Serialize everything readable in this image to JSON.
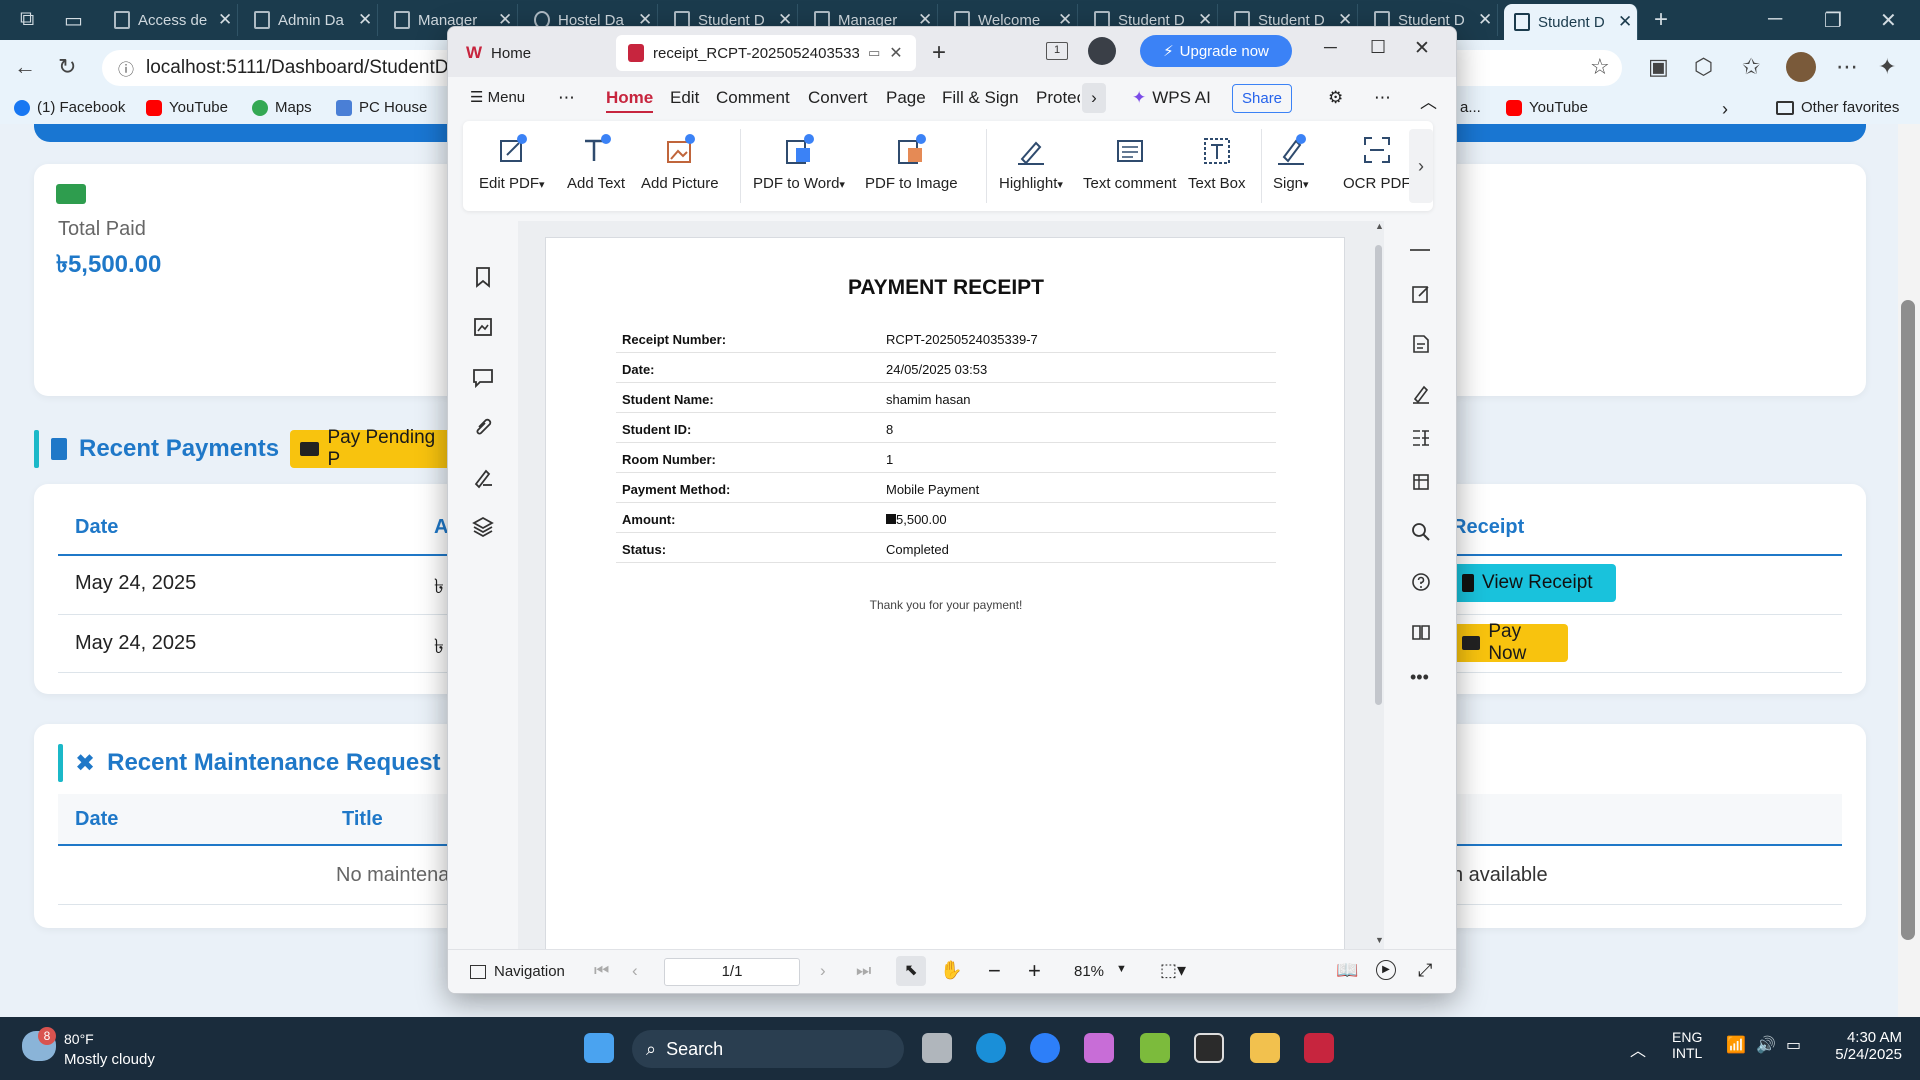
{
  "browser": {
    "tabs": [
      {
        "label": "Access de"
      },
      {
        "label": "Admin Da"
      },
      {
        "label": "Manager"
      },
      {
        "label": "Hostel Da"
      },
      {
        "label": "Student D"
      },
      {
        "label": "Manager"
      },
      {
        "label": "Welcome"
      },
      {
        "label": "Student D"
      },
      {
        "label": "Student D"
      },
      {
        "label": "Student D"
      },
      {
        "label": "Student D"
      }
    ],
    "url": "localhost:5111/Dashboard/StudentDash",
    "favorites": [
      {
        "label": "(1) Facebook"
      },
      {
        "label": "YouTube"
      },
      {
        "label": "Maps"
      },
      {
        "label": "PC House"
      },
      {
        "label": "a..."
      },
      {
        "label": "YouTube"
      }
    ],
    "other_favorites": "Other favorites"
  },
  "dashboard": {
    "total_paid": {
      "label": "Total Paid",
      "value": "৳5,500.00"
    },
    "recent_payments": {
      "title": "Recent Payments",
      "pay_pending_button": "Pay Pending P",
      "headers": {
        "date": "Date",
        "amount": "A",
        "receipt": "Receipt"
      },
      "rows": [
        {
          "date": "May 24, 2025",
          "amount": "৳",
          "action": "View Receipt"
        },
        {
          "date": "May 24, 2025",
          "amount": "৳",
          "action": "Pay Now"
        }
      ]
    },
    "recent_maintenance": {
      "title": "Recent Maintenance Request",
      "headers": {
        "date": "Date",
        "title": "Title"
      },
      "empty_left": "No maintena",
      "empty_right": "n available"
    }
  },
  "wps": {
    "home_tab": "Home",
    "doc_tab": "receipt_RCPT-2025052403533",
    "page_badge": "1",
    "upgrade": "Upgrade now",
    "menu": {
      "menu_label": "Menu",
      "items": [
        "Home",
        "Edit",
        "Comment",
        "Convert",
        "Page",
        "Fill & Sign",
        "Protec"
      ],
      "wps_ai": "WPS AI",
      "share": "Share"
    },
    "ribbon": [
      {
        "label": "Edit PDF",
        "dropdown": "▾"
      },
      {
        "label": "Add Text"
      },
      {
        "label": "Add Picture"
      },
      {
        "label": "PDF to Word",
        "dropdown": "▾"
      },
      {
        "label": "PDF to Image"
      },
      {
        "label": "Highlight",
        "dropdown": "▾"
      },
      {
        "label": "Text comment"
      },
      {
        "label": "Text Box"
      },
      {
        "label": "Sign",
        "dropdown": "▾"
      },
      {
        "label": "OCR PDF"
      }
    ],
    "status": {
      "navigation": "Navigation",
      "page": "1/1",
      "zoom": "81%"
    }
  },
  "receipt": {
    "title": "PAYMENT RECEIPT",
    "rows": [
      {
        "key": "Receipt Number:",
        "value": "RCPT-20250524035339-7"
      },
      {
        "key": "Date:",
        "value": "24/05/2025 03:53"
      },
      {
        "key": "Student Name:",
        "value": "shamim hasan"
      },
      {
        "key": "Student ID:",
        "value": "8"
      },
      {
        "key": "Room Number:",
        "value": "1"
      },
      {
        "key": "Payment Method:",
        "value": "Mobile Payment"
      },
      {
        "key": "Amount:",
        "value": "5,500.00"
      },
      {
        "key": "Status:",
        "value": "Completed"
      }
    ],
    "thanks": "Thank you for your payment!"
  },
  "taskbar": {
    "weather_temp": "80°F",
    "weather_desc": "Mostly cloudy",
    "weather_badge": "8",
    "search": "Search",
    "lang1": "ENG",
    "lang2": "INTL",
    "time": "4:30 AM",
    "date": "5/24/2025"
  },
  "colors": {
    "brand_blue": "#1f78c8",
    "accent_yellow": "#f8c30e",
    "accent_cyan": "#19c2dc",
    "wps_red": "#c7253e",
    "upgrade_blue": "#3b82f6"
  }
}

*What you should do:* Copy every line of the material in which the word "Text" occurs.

*Response below:*
        "label": "Add Text"
        "label": "Text comment"
        "label": "Text Box"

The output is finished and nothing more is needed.